Interventions  The CEASE intervention is a practice-change intervention designed to facilitate both routine screening in pediatric settings of families for tobacco use and delivery of tobacco cessation treatment to individuals in screened households who use tobacco.

Main Outcomes and Measures  The primary outcome was delivery of meaningful tobacco treatment, defined as the prescription of nicotine replacement therapy or quit line enrollment. Furthermore, changes in practice-level smoking prevalence and cotinine-confirmed quit rates over the 2 years of intervention implementation were assessed.

Results  Of the 8184 parents screened after their child's visit 2 weeks after intervention implementation, 961 (27.1%) were identified as currently smoking in intervention practices; 1103 parents (23.9%) were currently smoking in control practices. Among the 822 and 701 eligible parents who completed the survey in intervention and control practices, respectively 364 in the intervention practices (44.3%) vs 1 in a control practice (0.1%) received meaningful treatment at that visit (risk difference, 44.0% [95% CI, 9.8%-84.8%]). Two years later, of the 9794 parents screened, 1261 (24.4%) in intervention practices and 1149 (25.0%) in control practices were identified as currently smoking. Among the 804 and 727 eligible parents completing the survey in intervention and control practices, respectively, 113 in the intervention practices (14.1%) vs 2 in the control practices (0.3%) received meaningful treatment at that visit (risk difference, 12.8% [95% CI, 3.3%-37.8%]). Change in smoking prevalence over the 2 years of intervention implementation favored the intervention (−2.7% vs 1.1%; difference −3.7% [95% CI, −6.3% to −1.2%]), as did the cotinine-confirmed quit rate (2.4% vs −3.2%; difference, 5.5% [95% CI, 1.4%-9.6%]).

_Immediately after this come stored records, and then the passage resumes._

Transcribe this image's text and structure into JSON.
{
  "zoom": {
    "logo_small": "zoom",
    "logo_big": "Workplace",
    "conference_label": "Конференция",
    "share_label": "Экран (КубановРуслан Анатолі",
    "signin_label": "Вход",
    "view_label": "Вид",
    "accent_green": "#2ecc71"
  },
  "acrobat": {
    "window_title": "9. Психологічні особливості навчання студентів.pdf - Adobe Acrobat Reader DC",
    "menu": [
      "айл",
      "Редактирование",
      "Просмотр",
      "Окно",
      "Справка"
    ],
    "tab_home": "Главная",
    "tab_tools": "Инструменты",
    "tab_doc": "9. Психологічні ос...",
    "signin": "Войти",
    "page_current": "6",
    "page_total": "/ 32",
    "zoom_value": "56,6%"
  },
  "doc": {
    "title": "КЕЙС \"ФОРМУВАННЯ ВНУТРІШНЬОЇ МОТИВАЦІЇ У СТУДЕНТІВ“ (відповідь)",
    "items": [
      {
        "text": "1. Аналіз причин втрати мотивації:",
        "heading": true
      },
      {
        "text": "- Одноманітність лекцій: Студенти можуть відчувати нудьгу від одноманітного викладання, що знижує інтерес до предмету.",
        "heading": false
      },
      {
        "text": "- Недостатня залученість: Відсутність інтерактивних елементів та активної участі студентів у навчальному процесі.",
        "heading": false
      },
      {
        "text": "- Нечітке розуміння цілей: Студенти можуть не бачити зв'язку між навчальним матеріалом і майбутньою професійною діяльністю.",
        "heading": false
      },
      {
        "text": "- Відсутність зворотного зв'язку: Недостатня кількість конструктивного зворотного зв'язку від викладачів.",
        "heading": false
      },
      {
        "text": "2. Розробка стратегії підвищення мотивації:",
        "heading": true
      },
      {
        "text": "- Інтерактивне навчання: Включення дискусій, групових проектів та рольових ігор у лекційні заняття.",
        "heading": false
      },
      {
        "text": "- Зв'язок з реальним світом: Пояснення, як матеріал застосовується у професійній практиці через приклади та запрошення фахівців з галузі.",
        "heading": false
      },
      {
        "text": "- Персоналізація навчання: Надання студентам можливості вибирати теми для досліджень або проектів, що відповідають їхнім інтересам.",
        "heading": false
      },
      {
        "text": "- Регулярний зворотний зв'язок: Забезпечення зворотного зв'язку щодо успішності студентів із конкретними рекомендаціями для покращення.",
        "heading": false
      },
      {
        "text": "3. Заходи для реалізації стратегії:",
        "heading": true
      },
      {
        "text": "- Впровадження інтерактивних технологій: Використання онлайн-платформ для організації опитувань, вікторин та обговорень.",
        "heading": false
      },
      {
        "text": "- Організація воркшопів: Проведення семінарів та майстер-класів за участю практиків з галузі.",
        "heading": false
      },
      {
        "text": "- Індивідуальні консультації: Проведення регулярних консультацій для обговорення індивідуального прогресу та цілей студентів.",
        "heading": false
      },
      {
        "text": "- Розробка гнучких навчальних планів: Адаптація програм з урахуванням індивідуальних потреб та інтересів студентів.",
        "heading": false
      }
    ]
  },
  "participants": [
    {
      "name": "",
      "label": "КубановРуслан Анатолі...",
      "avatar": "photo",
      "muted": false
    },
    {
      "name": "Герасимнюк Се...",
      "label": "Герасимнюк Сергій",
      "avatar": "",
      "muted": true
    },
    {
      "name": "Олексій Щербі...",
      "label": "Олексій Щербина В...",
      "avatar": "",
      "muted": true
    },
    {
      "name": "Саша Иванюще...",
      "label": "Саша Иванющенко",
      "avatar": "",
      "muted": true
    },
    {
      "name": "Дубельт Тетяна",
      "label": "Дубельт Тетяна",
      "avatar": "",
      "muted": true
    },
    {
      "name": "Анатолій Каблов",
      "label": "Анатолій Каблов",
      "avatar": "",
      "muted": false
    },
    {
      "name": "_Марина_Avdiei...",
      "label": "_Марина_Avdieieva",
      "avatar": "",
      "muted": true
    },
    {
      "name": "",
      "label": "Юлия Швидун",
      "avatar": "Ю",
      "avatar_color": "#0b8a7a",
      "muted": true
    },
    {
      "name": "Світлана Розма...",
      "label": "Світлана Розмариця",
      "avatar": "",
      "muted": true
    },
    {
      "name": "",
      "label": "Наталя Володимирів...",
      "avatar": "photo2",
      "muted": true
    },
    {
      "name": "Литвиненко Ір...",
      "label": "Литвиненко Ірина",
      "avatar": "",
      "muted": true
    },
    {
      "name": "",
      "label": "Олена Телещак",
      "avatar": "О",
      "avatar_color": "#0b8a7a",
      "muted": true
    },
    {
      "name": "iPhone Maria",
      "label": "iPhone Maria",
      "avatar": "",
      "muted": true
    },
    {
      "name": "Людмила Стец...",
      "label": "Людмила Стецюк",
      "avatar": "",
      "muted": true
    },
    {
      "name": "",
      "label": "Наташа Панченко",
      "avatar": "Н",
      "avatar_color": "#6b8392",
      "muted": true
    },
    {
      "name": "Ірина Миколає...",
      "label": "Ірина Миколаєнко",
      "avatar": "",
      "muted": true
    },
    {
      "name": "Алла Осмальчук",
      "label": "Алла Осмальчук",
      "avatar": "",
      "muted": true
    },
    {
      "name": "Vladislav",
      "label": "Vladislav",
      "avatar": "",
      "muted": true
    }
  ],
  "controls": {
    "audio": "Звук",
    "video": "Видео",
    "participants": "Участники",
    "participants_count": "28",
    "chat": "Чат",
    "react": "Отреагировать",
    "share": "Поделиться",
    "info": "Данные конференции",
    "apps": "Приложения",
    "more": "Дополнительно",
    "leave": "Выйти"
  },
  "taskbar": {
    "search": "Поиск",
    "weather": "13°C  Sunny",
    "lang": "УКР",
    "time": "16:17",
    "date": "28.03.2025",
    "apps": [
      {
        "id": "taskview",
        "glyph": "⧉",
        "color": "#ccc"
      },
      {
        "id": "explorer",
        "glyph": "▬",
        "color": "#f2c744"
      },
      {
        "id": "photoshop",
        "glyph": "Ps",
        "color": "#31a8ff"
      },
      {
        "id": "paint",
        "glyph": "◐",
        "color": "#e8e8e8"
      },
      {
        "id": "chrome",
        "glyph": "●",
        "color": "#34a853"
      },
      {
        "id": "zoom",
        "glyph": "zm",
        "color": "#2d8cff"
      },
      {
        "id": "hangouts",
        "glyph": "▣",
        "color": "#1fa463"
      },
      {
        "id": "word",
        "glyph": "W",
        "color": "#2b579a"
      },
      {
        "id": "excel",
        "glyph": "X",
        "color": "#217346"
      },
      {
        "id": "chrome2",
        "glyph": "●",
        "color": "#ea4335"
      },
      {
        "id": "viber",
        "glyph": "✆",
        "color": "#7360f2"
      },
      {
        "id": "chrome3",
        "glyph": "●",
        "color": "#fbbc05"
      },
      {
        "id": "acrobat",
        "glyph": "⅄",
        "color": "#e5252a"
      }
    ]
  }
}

Conclusions and Relevance  In this trial, integrating screening and treatment for parental tobacco use in pediatric practices showed both immediate and long-term increases in treatment delivery, a decline in practice-level parental smoking prevalence, and an increase in cotinine-confirmed cessation, compared with usual care.

Trial Registration identifier: NCT01882348